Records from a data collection
Start of Block
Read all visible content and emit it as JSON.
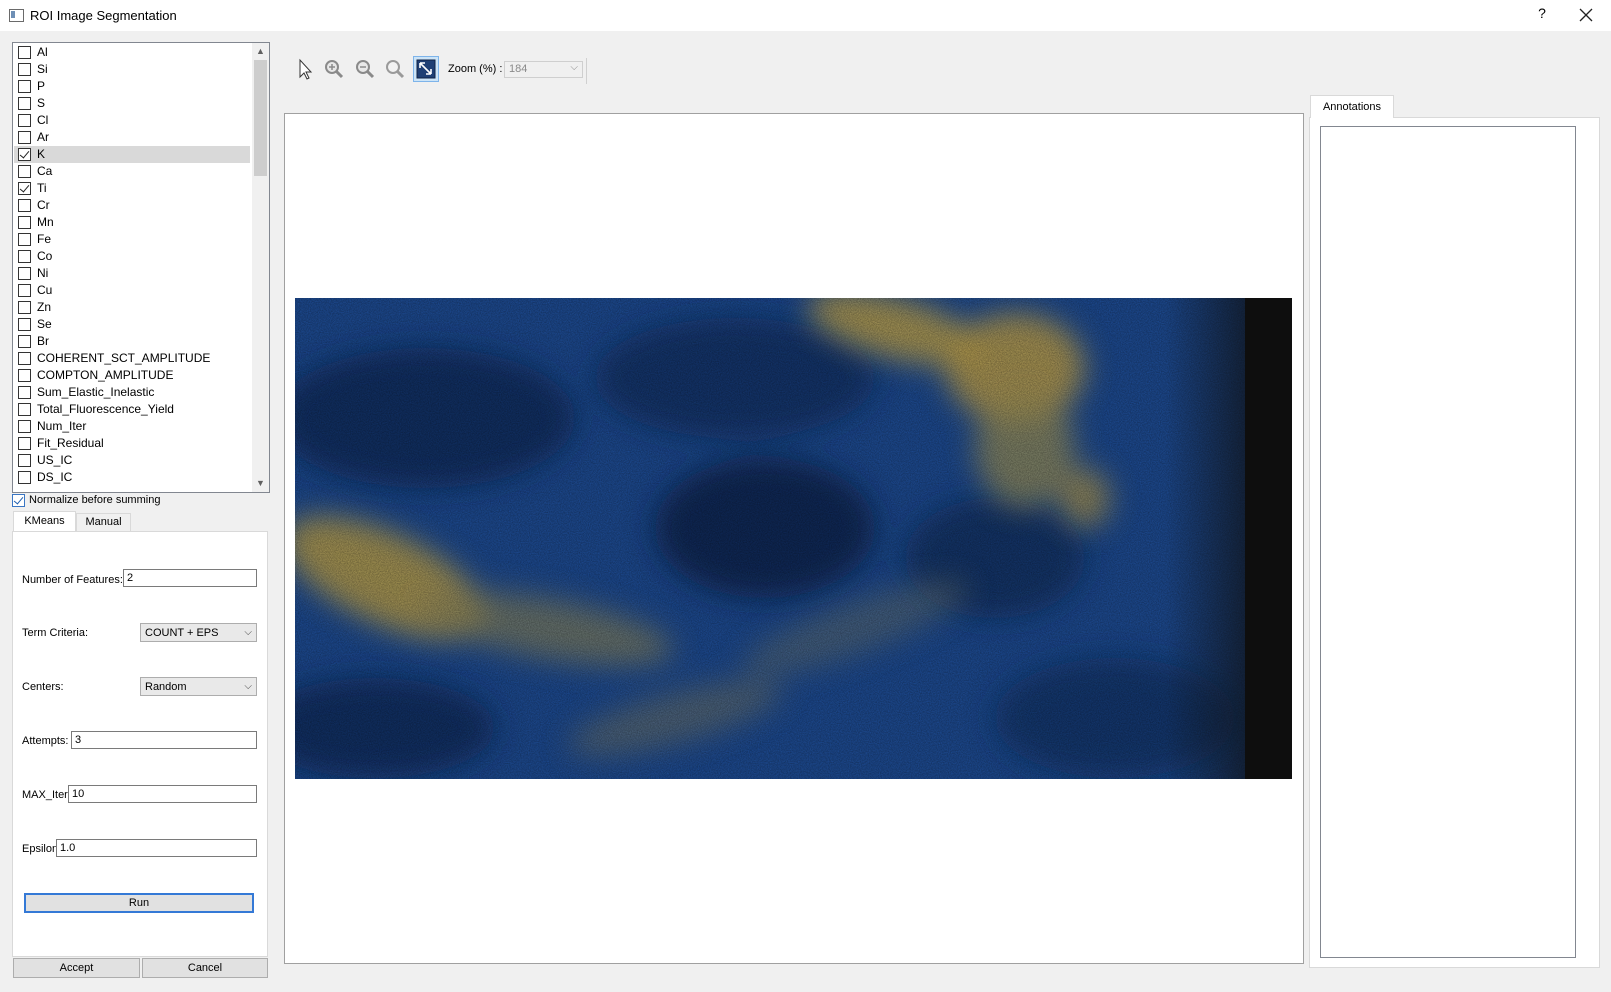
{
  "window": {
    "title": "ROI Image Segmentation",
    "help_label": "?"
  },
  "channels": [
    {
      "label": "Al",
      "checked": false
    },
    {
      "label": "Si",
      "checked": false
    },
    {
      "label": "P",
      "checked": false
    },
    {
      "label": "S",
      "checked": false
    },
    {
      "label": "Cl",
      "checked": false
    },
    {
      "label": "Ar",
      "checked": false
    },
    {
      "label": "K",
      "checked": true,
      "selected": true
    },
    {
      "label": "Ca",
      "checked": false
    },
    {
      "label": "Ti",
      "checked": true
    },
    {
      "label": "Cr",
      "checked": false
    },
    {
      "label": "Mn",
      "checked": false
    },
    {
      "label": "Fe",
      "checked": false
    },
    {
      "label": "Co",
      "checked": false
    },
    {
      "label": "Ni",
      "checked": false
    },
    {
      "label": "Cu",
      "checked": false
    },
    {
      "label": "Zn",
      "checked": false
    },
    {
      "label": "Se",
      "checked": false
    },
    {
      "label": "Br",
      "checked": false
    },
    {
      "label": "COHERENT_SCT_AMPLITUDE",
      "checked": false
    },
    {
      "label": "COMPTON_AMPLITUDE",
      "checked": false
    },
    {
      "label": "Sum_Elastic_Inelastic",
      "checked": false
    },
    {
      "label": "Total_Fluorescence_Yield",
      "checked": false
    },
    {
      "label": "Num_Iter",
      "checked": false
    },
    {
      "label": "Fit_Residual",
      "checked": false
    },
    {
      "label": "US_IC",
      "checked": false
    },
    {
      "label": "DS_IC",
      "checked": false
    }
  ],
  "normalize": {
    "label": "Normalize before summing",
    "checked": true
  },
  "tabs": {
    "kmeans": "KMeans",
    "manual": "Manual"
  },
  "kmeans": {
    "num_features_label": "Number of Features:",
    "num_features_value": "2",
    "term_criteria_label": "Term Criteria:",
    "term_criteria_value": "COUNT + EPS",
    "centers_label": "Centers:",
    "centers_value": "Random",
    "attempts_label": "Attempts:",
    "attempts_value": "3",
    "max_iter_label": "MAX_Iter",
    "max_iter_value": "10",
    "epsilon_label": "Epsilon",
    "epsilon_value": "1.0",
    "run_label": "Run"
  },
  "footer": {
    "accept_label": "Accept",
    "cancel_label": "Cancel"
  },
  "toolbar": {
    "tools": [
      "pointer-icon",
      "zoom-in-icon",
      "zoom-out-icon",
      "zoom-reset-icon",
      "fit-to-window-icon"
    ],
    "active_tool": "fit-to-window-icon",
    "zoom_label": "Zoom (%) :",
    "zoom_value": "184"
  },
  "annotations": {
    "tab_label": "Annotations"
  },
  "colors": {
    "map_low": "#0f1e3d",
    "map_mid": "#1f4f9a",
    "map_high": "#e3c24a",
    "map_edge": "#0e0e0e"
  }
}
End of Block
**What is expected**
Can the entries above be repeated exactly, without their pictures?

**Answer section**
Read all visible content and emit it as JSON.
{
  "window": {
    "title": "ROI Image Segmentation",
    "help_label": "?"
  },
  "channels": [
    {
      "label": "Al",
      "checked": false
    },
    {
      "label": "Si",
      "checked": false
    },
    {
      "label": "P",
      "checked": false
    },
    {
      "label": "S",
      "checked": false
    },
    {
      "label": "Cl",
      "checked": false
    },
    {
      "label": "Ar",
      "checked": false
    },
    {
      "label": "K",
      "checked": true,
      "selected": true
    },
    {
      "label": "Ca",
      "checked": false
    },
    {
      "label": "Ti",
      "checked": true
    },
    {
      "label": "Cr",
      "checked": false
    },
    {
      "label": "Mn",
      "checked": false
    },
    {
      "label": "Fe",
      "checked": false
    },
    {
      "label": "Co",
      "checked": false
    },
    {
      "label": "Ni",
      "checked": false
    },
    {
      "label": "Cu",
      "checked": false
    },
    {
      "label": "Zn",
      "checked": false
    },
    {
      "label": "Se",
      "checked": false
    },
    {
      "label": "Br",
      "checked": false
    },
    {
      "label": "COHERENT_SCT_AMPLITUDE",
      "checked": false
    },
    {
      "label": "COMPTON_AMPLITUDE",
      "checked": false
    },
    {
      "label": "Sum_Elastic_Inelastic",
      "checked": false
    },
    {
      "label": "Total_Fluorescence_Yield",
      "checked": false
    },
    {
      "label": "Num_Iter",
      "checked": false
    },
    {
      "label": "Fit_Residual",
      "checked": false
    },
    {
      "label": "US_IC",
      "checked": false
    },
    {
      "label": "DS_IC",
      "checked": false
    }
  ],
  "normalize": {
    "label": "Normalize before summing",
    "checked": true
  },
  "tabs": {
    "kmeans": "KMeans",
    "manual": "Manual"
  },
  "kmeans": {
    "num_features_label": "Number of Features:",
    "num_features_value": "2",
    "term_criteria_label": "Term Criteria:",
    "term_criteria_value": "COUNT + EPS",
    "centers_label": "Centers:",
    "centers_value": "Random",
    "attempts_label": "Attempts:",
    "attempts_value": "3",
    "max_iter_label": "MAX_Iter",
    "max_iter_value": "10",
    "epsilon_label": "Epsilon",
    "epsilon_value": "1.0",
    "run_label": "Run"
  },
  "footer": {
    "accept_label": "Accept",
    "cancel_label": "Cancel"
  },
  "toolbar": {
    "tools": [
      "pointer-icon",
      "zoom-in-icon",
      "zoom-out-icon",
      "zoom-reset-icon",
      "fit-to-window-icon"
    ],
    "active_tool": "fit-to-window-icon",
    "zoom_label": "Zoom (%) :",
    "zoom_value": "184"
  },
  "annotations": {
    "tab_label": "Annotations"
  },
  "colors": {
    "map_low": "#0f1e3d",
    "map_mid": "#1f4f9a",
    "map_high": "#e3c24a",
    "map_edge": "#0e0e0e"
  }
}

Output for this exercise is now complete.